Rather than lamenting people as being gone, revel in them being inevitably drawn back to visit us, especially during the holidays.

(After all, isn't that what YOU would want to do, if you were a spirit?)

Our memories bring them near to us again; they never truly leave us.

Jos said...

How I would like to believe in the ideas Eric has written here. Perhaps he is right. I remember reading about a faith system where people go every year to visit the graves of their ancestors. They picnic together setting small offerings to one side for those gone before them. It would be so comforting to believe that our inter-connectedness transends death.

I am sorry that this time of years awakens such painful memories Marion. That others are making merry must make it even worse in a way. It can make us feel isolated in our pain when others are so blithely unaware.

I hope you will still find some measure of joy ... perhaps in seeing your own children over the holiday season?

Warmest higs to you. xx Jos

Angela Catirina said...

My childhood friend wrote this recently on her FaceBook page:

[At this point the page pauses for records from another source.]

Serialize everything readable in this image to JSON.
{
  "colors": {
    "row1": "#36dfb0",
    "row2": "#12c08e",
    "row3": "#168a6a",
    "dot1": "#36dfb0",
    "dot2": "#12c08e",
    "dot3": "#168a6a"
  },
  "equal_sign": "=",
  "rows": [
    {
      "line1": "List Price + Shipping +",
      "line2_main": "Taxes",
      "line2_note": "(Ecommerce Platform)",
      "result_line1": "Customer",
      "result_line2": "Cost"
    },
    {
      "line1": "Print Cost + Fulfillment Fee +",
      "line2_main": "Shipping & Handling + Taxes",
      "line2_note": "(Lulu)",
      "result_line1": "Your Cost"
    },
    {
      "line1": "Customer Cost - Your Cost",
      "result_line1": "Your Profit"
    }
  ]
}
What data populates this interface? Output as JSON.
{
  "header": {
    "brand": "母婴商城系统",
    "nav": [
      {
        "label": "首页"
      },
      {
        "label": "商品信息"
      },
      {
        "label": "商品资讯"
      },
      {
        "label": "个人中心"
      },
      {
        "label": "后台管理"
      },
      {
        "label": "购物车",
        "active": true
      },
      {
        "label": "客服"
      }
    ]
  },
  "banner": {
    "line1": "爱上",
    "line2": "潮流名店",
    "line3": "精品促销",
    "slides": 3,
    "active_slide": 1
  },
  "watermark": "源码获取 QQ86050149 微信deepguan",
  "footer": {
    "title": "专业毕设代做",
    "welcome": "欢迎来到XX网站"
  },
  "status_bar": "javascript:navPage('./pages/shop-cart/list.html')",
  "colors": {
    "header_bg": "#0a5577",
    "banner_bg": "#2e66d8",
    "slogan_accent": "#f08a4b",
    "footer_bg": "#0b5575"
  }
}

" I
wish heaven had a phone, so I could hear your voice again. I thought of
you today, but that is nothing new. I thought about you yesterday and
days before that too. I think of you in silence, I often speak your
name, all I have are memories and a picture in a frame. Repost this if have someone in Heaven that you miss."

I replied:

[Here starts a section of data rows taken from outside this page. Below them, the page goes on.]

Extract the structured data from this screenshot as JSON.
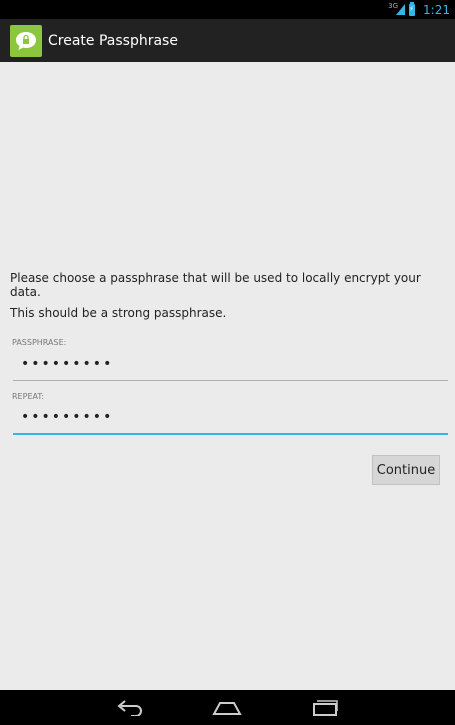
{
  "status_bar": {
    "network": "3G",
    "time": "1:21"
  },
  "action_bar": {
    "title": "Create Passphrase"
  },
  "main": {
    "intro_text": "Please choose a passphrase that will be used to locally encrypt your data.",
    "strong_text": "This should be a strong passphrase.",
    "passphrase_label": "PASSPHRASE:",
    "passphrase_value": "•••••••••",
    "repeat_label": "REPEAT:",
    "repeat_value": "•••••••••",
    "continue_label": "Continue"
  },
  "colors": {
    "accent": "#33b5e5",
    "app_icon": "#8cc63e",
    "action_bar": "#222222",
    "background": "#ebebeb"
  }
}
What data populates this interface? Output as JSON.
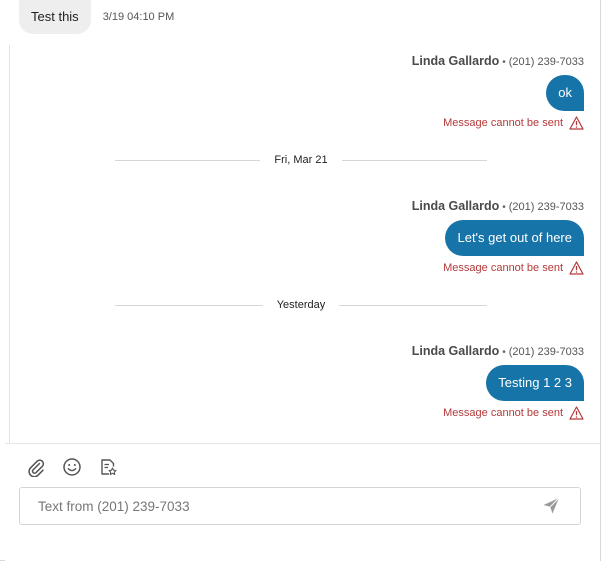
{
  "incoming": {
    "text": "Test this",
    "time": "3/19 04:10 PM"
  },
  "messages": [
    {
      "sender": "Linda Gallardo",
      "separator": "•",
      "phone": "(201) 239-7033",
      "text": "ok",
      "error": "Message cannot be sent"
    },
    {
      "sender": "Linda Gallardo",
      "separator": "•",
      "phone": "(201) 239-7033",
      "text": "Let's get out of here",
      "error": "Message cannot be sent"
    },
    {
      "sender": "Linda Gallardo",
      "separator": "•",
      "phone": "(201) 239-7033",
      "text": "Testing 1 2 3",
      "error": "Message cannot be sent"
    }
  ],
  "date_separators": [
    {
      "label": "Fri, Mar 21"
    },
    {
      "label": "Yesterday"
    }
  ],
  "composer": {
    "placeholder": "Text from (201) 239-7033",
    "tools": [
      "paperclip-icon",
      "emoji-icon",
      "template-icon"
    ],
    "send_icon": "send-icon"
  },
  "colors": {
    "outgoing_bubble": "#1774a9",
    "incoming_bubble": "#eeeeee",
    "error": "#b33a3a"
  }
}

"I remember your dad. I know he's never left you. He is the angel on your shoulder guiding your way. He was a gift. Not all girls get a dad as devoted as yours. He's always by your side - this I know. :0)"

I think that sometimes people are taken from us to watch over us from another realm - to guide us through the journey we have not yet completed.

Marion said...

Thanks, all, for your comments.

Marion, I didn't know that about your daughter. I'm so sorry for your loss. Time seems to stand still for certain events, no? Sending hugs and blessings...

Eric, I wish it were that simple. I often tell my husband I'll haunt him if I die before he does. :-) Thanks for stopping by!

Jos, I know. I do enjoy the holiday with my family outwardly. It's not something I can explain to my kids, as, thankfully, they've experienced little death in their lifetimes...mainly older relatives who'd lived full lives. I was amazed when my husband told me, when we were first married, that he'd never attended a funeral! I thought, well, you know what I thought. Until his grandfather died in his 90's, he'd never attended a family member's funeral. Life goes on. Thanks for your visit. Blessings!

Angela, that's a really beautiful thought. Daddy left me his love of books, I guess. He had ROOMS full of leather-bound books (which were all sold, unfortunately). I know my Aunt Mace visited me in my dreams, but not the others. When my daughter gave birth to her daughter, Mary Mace, Aunt Mace came to me in a dream and was holding Mary Mace and rocking her and she told me how proud she was of me. It still makes me tear up to think about it. I love and appreciate you, my sister-friend. Blessings!! xoxo

Kelly said...

This is heartbreaking, Marion. Both the first poem and what you shared of your childhood.

I know I can't really say anything, but I can pray for your comfort.

There's not ever a "good" time to die, but I've always been thankful that neither of my parents died near a holiday. There are some years now that I don't even think about it on the actual day.

Sending you love and (((hugs))) my friend.

Woman in a Window said...

Oh my, Marion, that first. Oh my. And I've got nothing left.


Shaista said...

Dear Marion,
Just to say I am thinking of you at Christmas time, with all these ghosts of the past, and yet the constant stream of nurturing poetry you provide for your readers, and the humour too! I absolutely loved the Jack Grapes poem!
I learn of so many new writers and new ways of seeing from you xx

raven said...


What you shared about these monumental tragedies of your childhood. It's difficult
to say something comforting.

But I will keep you in my thoughts and heart.


Debrah Riddleton said...

Dear Marion:
I read three times the poem by Jack Grapes. I swear that each reading different things told me that added the each other. I felt fantastic. In fact, we all want more of our own poems, probably sound more authentic, closer to us and we make every time more ours. Beautiful selection! Beautiful reflection!
Warm greetings: